Input records:
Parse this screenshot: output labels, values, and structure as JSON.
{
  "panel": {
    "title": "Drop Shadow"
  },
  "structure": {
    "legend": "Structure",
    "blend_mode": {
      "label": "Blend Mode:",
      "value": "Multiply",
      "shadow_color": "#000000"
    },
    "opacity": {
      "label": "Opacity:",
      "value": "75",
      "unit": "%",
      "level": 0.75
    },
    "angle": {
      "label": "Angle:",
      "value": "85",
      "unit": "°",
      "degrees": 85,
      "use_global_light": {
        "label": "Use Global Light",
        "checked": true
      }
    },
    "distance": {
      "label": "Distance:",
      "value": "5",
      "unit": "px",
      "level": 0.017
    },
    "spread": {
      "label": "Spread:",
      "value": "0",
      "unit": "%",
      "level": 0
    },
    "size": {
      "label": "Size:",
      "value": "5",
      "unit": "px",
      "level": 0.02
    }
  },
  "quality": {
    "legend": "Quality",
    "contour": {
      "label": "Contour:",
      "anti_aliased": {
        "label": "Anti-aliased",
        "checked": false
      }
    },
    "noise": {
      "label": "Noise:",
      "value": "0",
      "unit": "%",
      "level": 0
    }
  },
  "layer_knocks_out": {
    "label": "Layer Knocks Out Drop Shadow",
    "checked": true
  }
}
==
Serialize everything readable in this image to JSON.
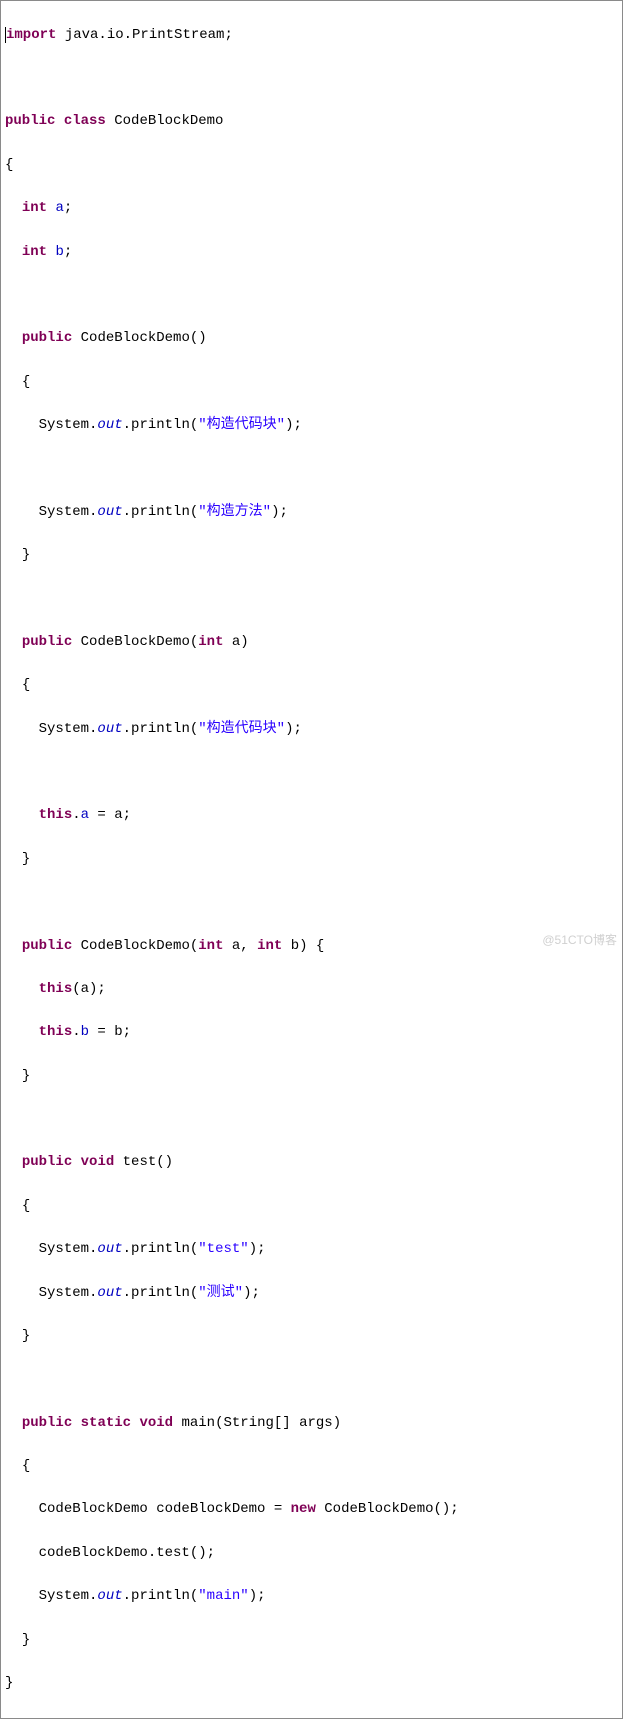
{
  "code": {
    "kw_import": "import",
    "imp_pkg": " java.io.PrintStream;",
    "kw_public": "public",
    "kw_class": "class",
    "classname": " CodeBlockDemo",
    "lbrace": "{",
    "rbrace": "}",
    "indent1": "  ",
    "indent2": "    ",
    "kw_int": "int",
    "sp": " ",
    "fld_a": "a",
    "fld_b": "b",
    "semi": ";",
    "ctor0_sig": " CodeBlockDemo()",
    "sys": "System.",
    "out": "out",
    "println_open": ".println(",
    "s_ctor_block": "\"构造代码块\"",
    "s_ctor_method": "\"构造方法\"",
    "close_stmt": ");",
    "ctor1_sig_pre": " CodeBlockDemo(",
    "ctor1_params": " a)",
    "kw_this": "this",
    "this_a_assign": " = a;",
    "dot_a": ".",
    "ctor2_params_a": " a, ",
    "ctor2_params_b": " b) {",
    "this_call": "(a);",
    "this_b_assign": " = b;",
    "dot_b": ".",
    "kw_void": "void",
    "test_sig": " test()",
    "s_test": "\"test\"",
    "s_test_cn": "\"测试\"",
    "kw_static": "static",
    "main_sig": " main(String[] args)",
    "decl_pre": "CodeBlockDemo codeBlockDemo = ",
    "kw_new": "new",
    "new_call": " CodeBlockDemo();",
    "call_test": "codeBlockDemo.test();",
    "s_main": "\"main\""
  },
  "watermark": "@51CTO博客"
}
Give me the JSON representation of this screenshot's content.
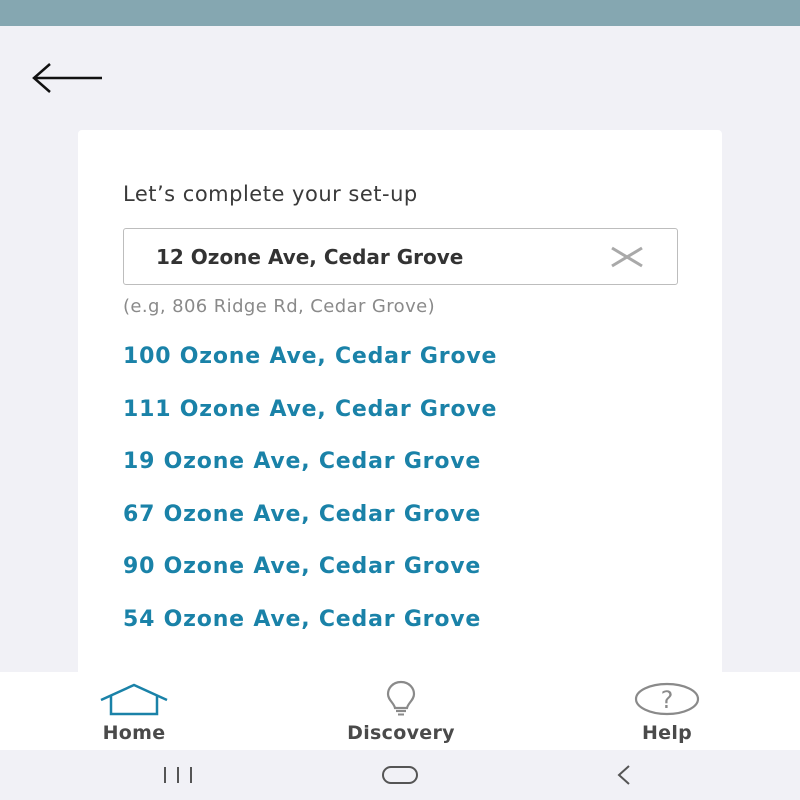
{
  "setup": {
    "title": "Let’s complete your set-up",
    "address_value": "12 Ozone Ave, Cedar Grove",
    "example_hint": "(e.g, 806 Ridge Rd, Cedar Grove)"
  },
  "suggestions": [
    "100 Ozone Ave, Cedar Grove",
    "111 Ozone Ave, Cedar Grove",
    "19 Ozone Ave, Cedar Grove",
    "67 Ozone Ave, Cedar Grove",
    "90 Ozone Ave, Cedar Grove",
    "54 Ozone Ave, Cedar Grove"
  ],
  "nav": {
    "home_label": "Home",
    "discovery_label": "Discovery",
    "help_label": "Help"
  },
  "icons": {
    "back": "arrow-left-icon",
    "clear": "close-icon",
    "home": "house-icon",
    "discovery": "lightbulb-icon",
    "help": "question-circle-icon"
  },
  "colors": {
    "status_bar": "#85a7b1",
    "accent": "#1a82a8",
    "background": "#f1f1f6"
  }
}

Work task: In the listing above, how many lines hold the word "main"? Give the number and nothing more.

Exercise result: 2